> All databases used by [Lotus > Notes] are encrypted.
So you are telling me that if you lose or forget your password that all your Lotus Notes data is lost forever? That if you leave, the company loses forever what you have got in Lotus Notes unless you are so kind as to share with them your password/encryption key?
Encrypting an entire database is reasonable for a snapshot taken off-site (say) on a laptop, but is most problematic with respect to the main production database. Think about the management oversight and compliance issues this raises! And the troubleshooting and support issues, and on, and on. I do not think I would permit it.
Security isn't so easy as you imagine -- for the organization.
Tom, you make many valid points. I admit that I am not familiar with medical systems, since I've mostly worked with general purpose software - I am a software engineer by the way, but I work in R&D, mostly middleware. My only exposure to computer security comes from a few years when I worked on anti-virus software development; but that was a while ago. I guess working purely with general purpose software rather than applications and especially in research makes me a bit insulated from real world customers ...
You are right in that there is always a trade-off beween security vs cost and usability and that some of these password rules make it more likely for someone to write passwords on the paper. But keeping open data for anybody who happens to pass by on the disk is a slightly different issue. Aside from people who can stumble on it accidentally like any IT service person, any computer connected to the network is vulnerable to outside access (I hope they at least have a firewall and their administrator account is password-protected; otherwise, it would be real fun).
It seems to me that even having a simple password-protection with a not-so-complicated password seems better than none - at the very least it may provide level of security close to paper file. Even if the billing system itself must be accessible to all hospital personal who would otherwise have access to paper files shouldn't the data stored on disk so that someone from outside doesn't stumble on it accidentally? Or someone from outside?
As far as Notes is concerned, the data in Notes databases is replicated and the password can be reset by the administrator and I have one day to change it again; so the data on the server is not lost; new id file is created.
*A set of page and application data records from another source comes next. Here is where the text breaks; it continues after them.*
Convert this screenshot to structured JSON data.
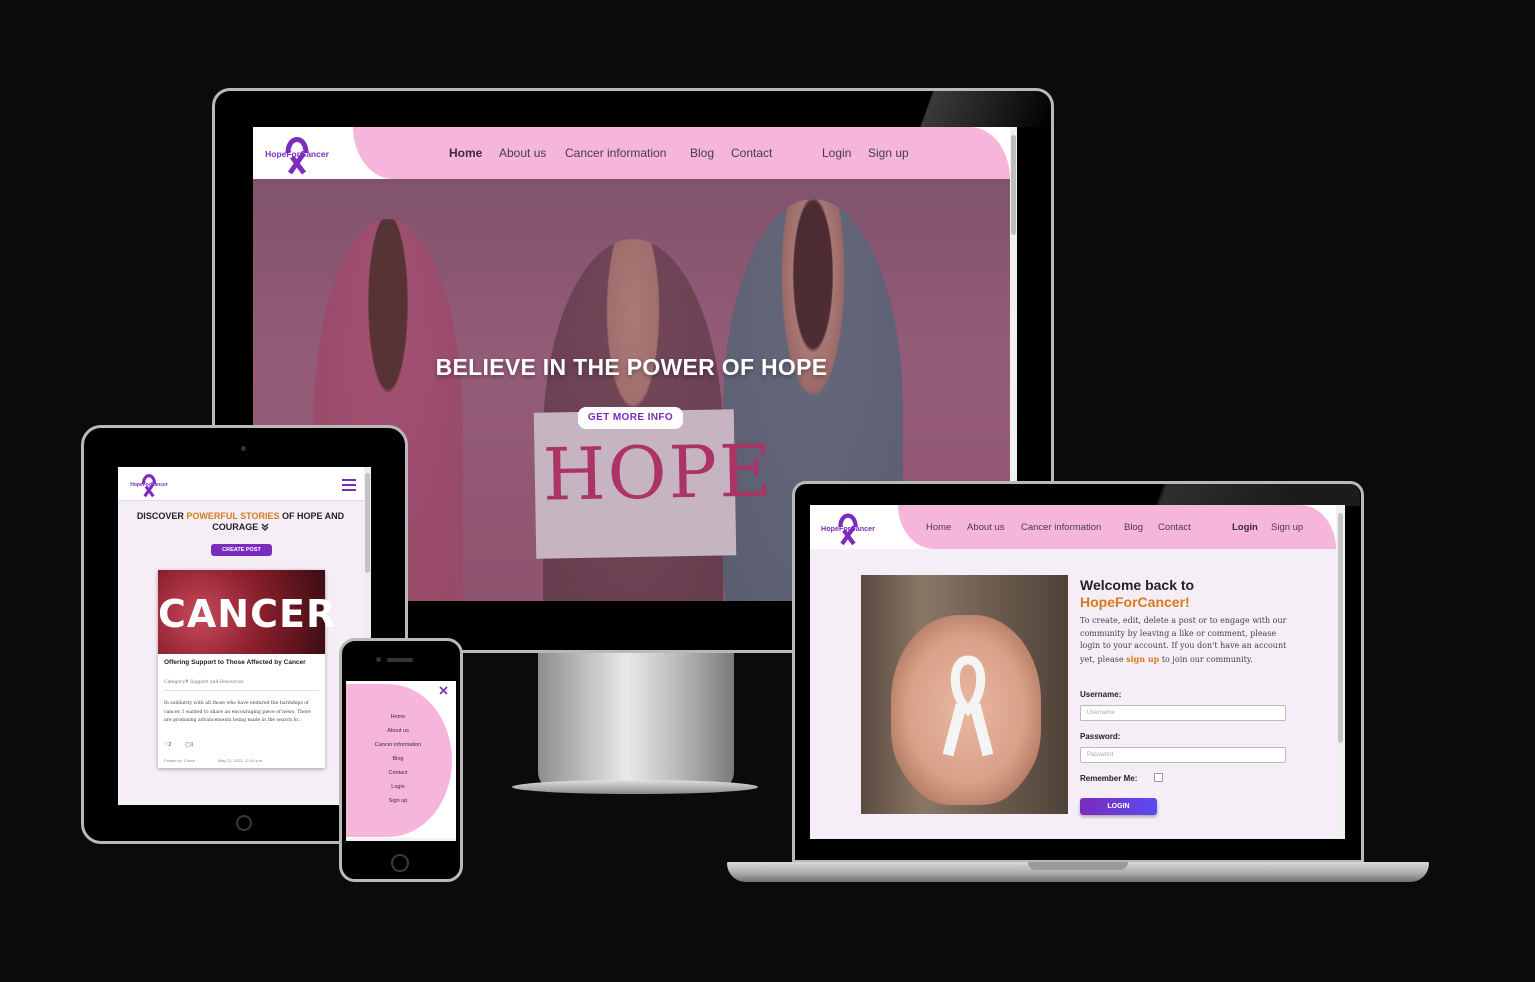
{
  "brand": {
    "name": "HopeForCancer",
    "purple": "#7b2bbd",
    "pink": "#f6b6dc",
    "orange": "#d77a1c"
  },
  "desktop": {
    "nav": {
      "home": "Home",
      "about": "About us",
      "cancer_info": "Cancer information",
      "blog": "Blog",
      "contact": "Contact",
      "login": "Login",
      "signup": "Sign up"
    },
    "hero": {
      "title": "BELIEVE IN THE POWER OF HOPE",
      "button": "GET MORE INFO",
      "sign_word": "HOPE"
    }
  },
  "tablet": {
    "heading_pre": "DISCOVER ",
    "heading_highlight": "POWERFUL STORIES",
    "heading_post": " OF HOPE AND COURAGE",
    "heading_icon": "double-chevron-down-icon",
    "create_button": "CREATE POST",
    "post": {
      "image_text": "CANCER",
      "title": "Offering Support to Those Affected by Cancer",
      "category": "Category# Support and Resources",
      "excerpt": "In solidarity with all those who have endured the hardships of cancer, I wanted to share an encouraging piece of news. There are promising advancements being made in the search fo...",
      "likes": "2",
      "comments": "1",
      "posted_by": "Posted by: Conor",
      "date": "May 23, 2023, 12:44 p.m."
    }
  },
  "phone": {
    "menu": [
      "Home",
      "About us",
      "Cancer information",
      "Blog",
      "Contact",
      "Login",
      "Sign up"
    ],
    "close_icon": "close-icon"
  },
  "laptop": {
    "nav": {
      "home": "Home",
      "about": "About us",
      "cancer_info": "Cancer information",
      "blog": "Blog",
      "contact": "Contact",
      "login": "Login",
      "signup": "Sign up"
    },
    "welcome_line1": "Welcome back to",
    "welcome_line2": "HopeForCancer!",
    "intro_pre": "To create, edit, delete a post or to engage with our community by leaving a like or comment, please login to your account. If you don't have an account yet, please ",
    "intro_link": "sign up",
    "intro_post": " to join our community.",
    "username_label": "Username:",
    "username_placeholder": "Username",
    "password_label": "Password:",
    "password_placeholder": "Password",
    "remember_label": "Remember Me:",
    "login_button": "LOGIN"
  }
}
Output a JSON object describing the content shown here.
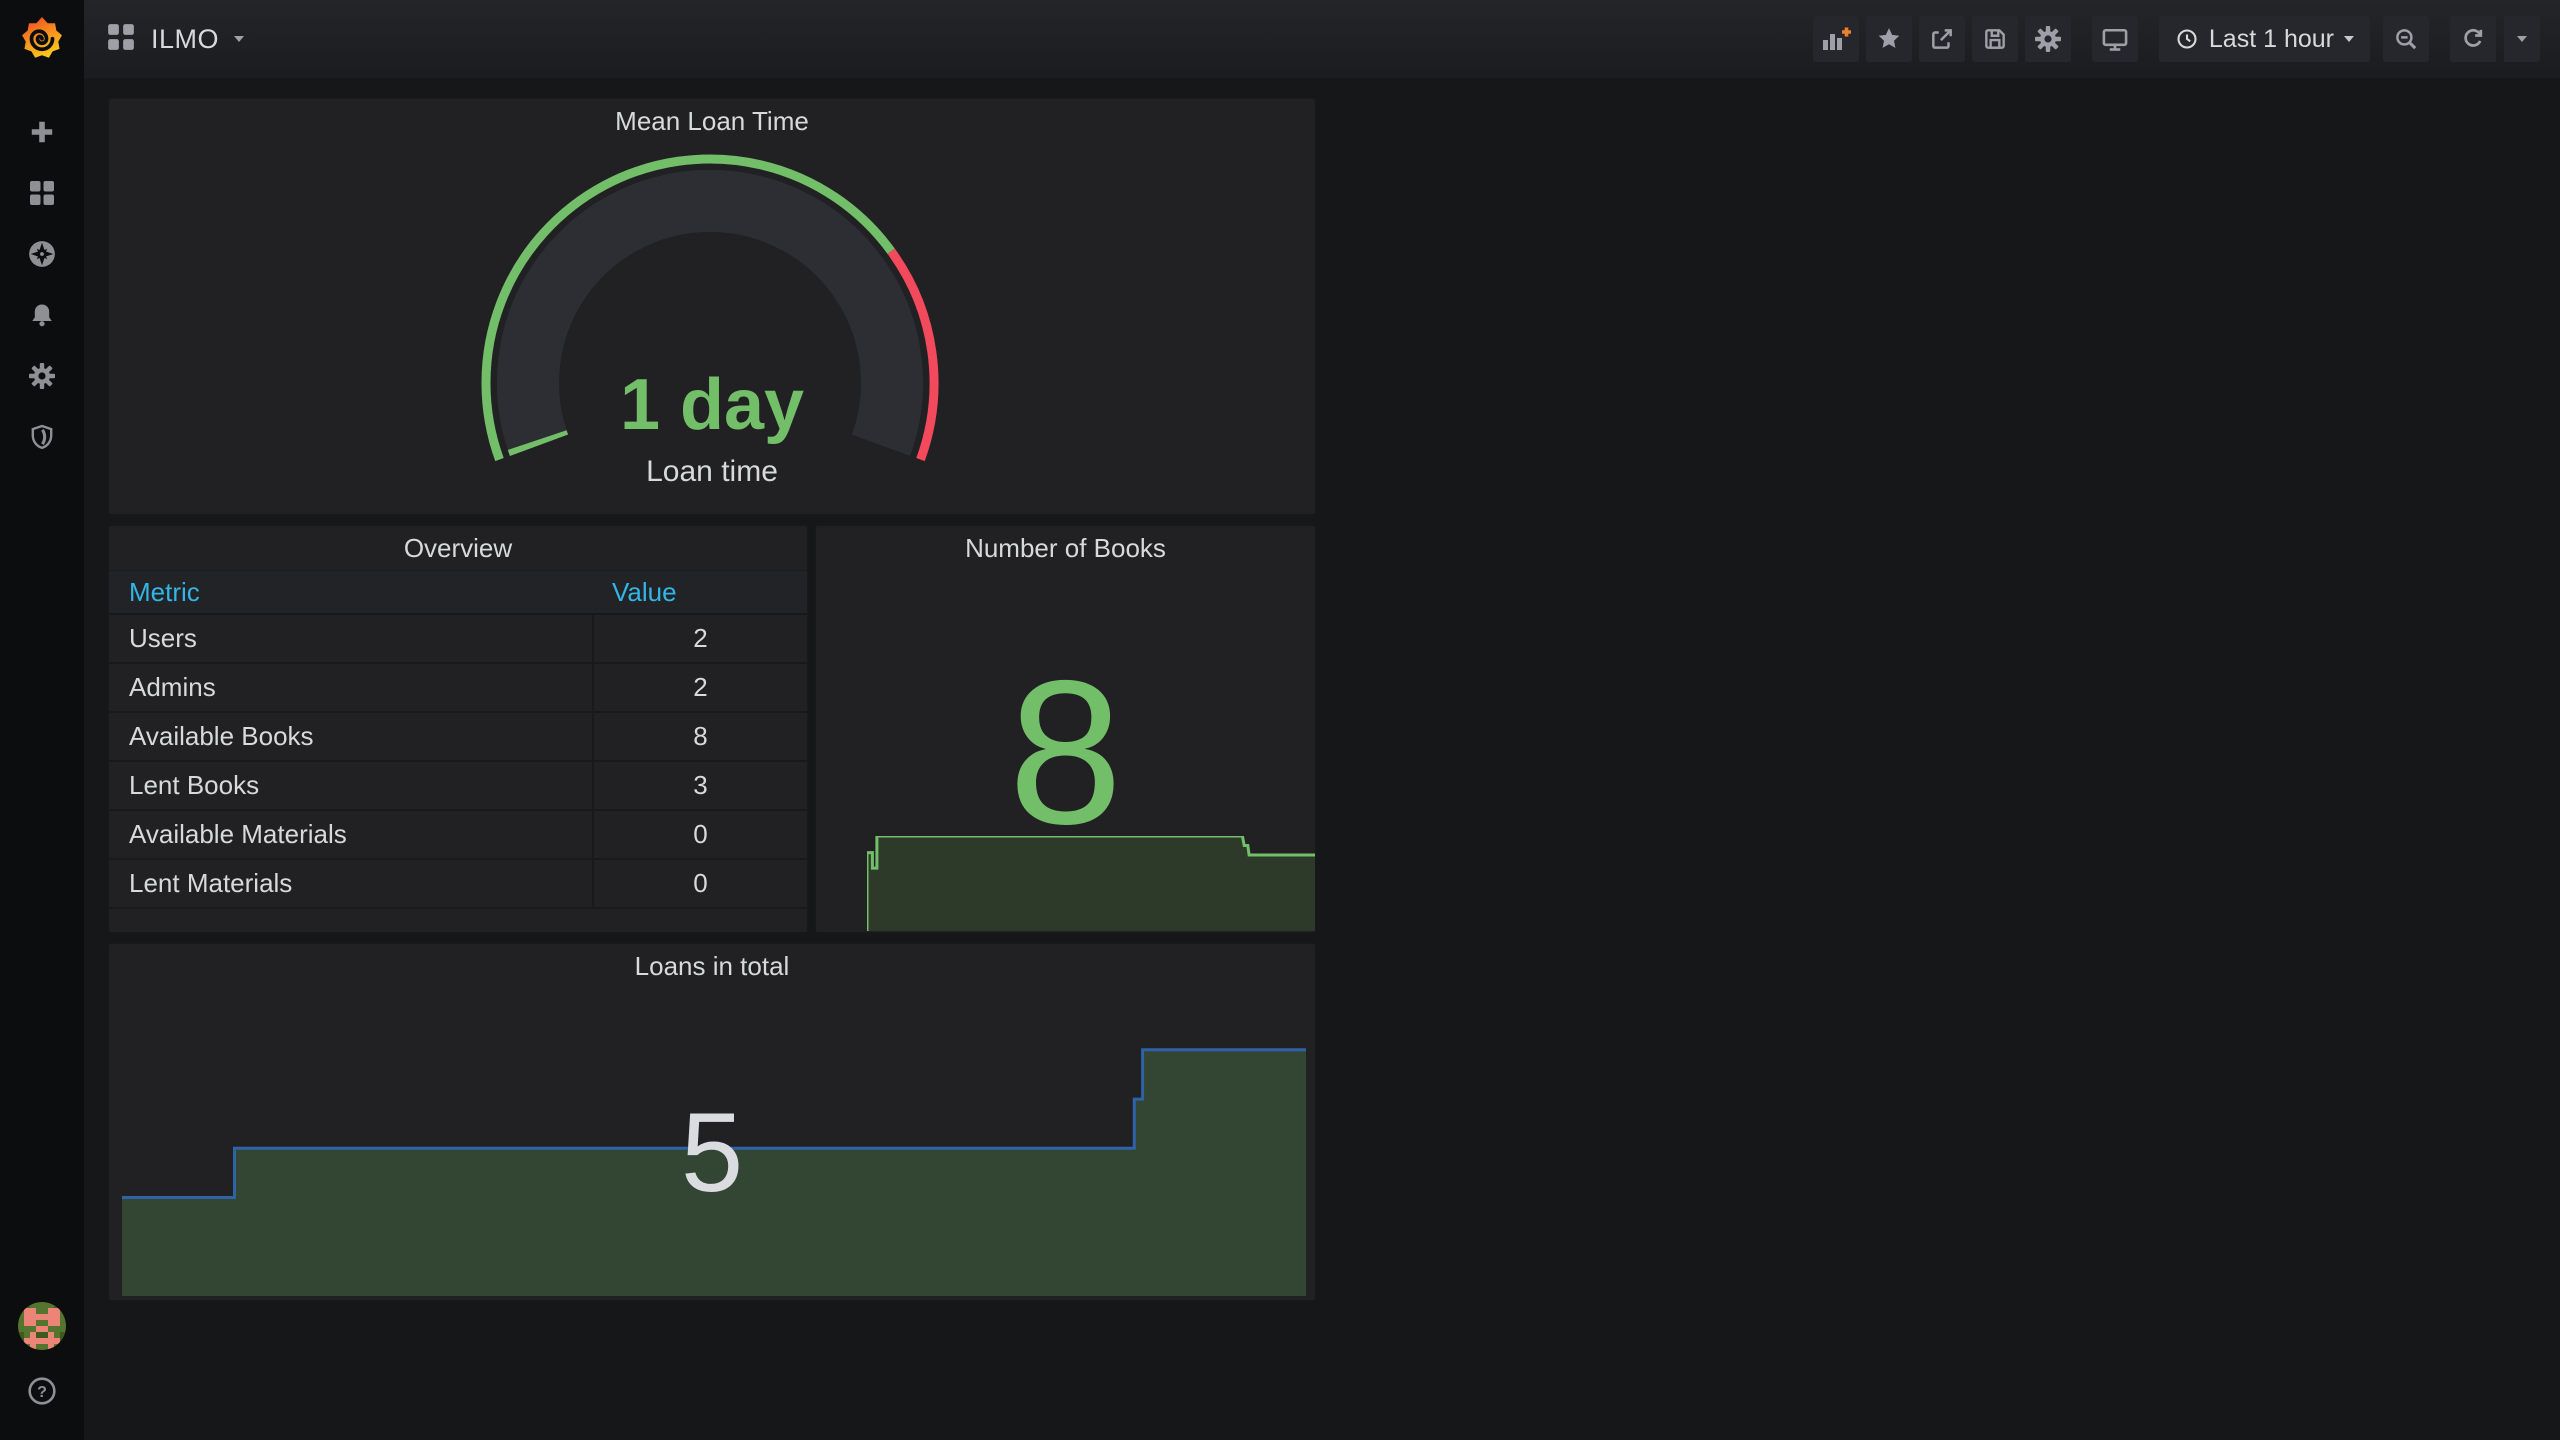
{
  "brand": {
    "name": "Grafana",
    "logo_icon": "grafana-flame-logo"
  },
  "topbar": {
    "dashboard_icon": "apps-grid-icon",
    "dashboard_title": "ILMO",
    "title_caret_icon": "caret-down-icon",
    "toolbar": {
      "add_panel_icon": "add-panel-icon",
      "star_icon": "star-icon",
      "share_icon": "share-icon",
      "save_icon": "save-icon",
      "settings_icon": "gear-icon",
      "cycle_view_icon": "monitor-icon",
      "time_picker": {
        "clock_icon": "clock-icon",
        "label": "Last 1 hour",
        "caret_icon": "caret-down-icon"
      },
      "zoom_out_icon": "magnifier-minus-icon",
      "refresh_icon": "refresh-icon",
      "refresh_caret_icon": "caret-down-icon"
    }
  },
  "sidebar": {
    "items": [
      {
        "name": "create",
        "icon": "plus-icon"
      },
      {
        "name": "dashboards",
        "icon": "apps-grid-icon"
      },
      {
        "name": "explore",
        "icon": "compass-icon"
      },
      {
        "name": "alerting",
        "icon": "bell-icon"
      },
      {
        "name": "configuration",
        "icon": "gear-icon"
      },
      {
        "name": "server-admin",
        "icon": "shield-icon"
      }
    ],
    "bottom": [
      {
        "name": "user-profile",
        "icon": "user-avatar"
      },
      {
        "name": "help",
        "icon": "question-mark-icon"
      }
    ]
  },
  "panels": {
    "overview": {
      "title": "Overview",
      "columns": [
        "Metric",
        "Value"
      ],
      "rows": [
        [
          "Users",
          "2"
        ],
        [
          "Admins",
          "2"
        ],
        [
          "Available Books",
          "8"
        ],
        [
          "Lent Books",
          "3"
        ],
        [
          "Available Materials",
          "0"
        ],
        [
          "Lent Materials",
          "0"
        ]
      ]
    }
  },
  "chart_data": [
    {
      "type": "gauge",
      "title": "Mean Loan Time",
      "value_text": "1 day",
      "value_label": "Loan time",
      "start_angle_deg": 200,
      "end_angle_deg": -20,
      "threshold_split_deg": 36,
      "value_sweep_deg": 1.7,
      "colors": {
        "ok": "#73BF69",
        "alert": "#F2495C",
        "track": "#2c2e33"
      }
    },
    {
      "type": "area",
      "title": "Number of Books",
      "current_value": 8,
      "ylim": [
        0,
        8
      ],
      "x_range_frac": [
        0.1,
        1.0
      ],
      "points": [
        [
          0,
          0
        ],
        [
          0,
          6.6
        ],
        [
          0.012,
          6.6
        ],
        [
          0.012,
          5.3
        ],
        [
          0.022,
          5.3
        ],
        [
          0.022,
          8
        ],
        [
          0.838,
          8
        ],
        [
          0.842,
          7.2
        ],
        [
          0.85,
          7.2
        ],
        [
          0.853,
          6.4
        ],
        [
          1,
          6.4
        ]
      ],
      "line_color": "#73BF69",
      "fill_color": "#2d3a2a"
    },
    {
      "type": "area",
      "title": "Loans in total",
      "current_value": 5,
      "ylim": [
        0,
        5.2
      ],
      "points": [
        [
          0,
          2
        ],
        [
          0.095,
          2
        ],
        [
          0.095,
          3
        ],
        [
          0.855,
          3
        ],
        [
          0.855,
          4
        ],
        [
          0.862,
          4
        ],
        [
          0.862,
          5
        ],
        [
          1,
          5
        ]
      ],
      "line_color": "#2e63a8",
      "fill_color": "#334533"
    }
  ]
}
Obviously, this only applies to Notes databases - my private files and programs are my responsibility, but I do have a BIOS and hard disk passwords in case my laptop is stolen. Now if I were to forget my hard disk password it'd be a real problem; but I have a backup on the server.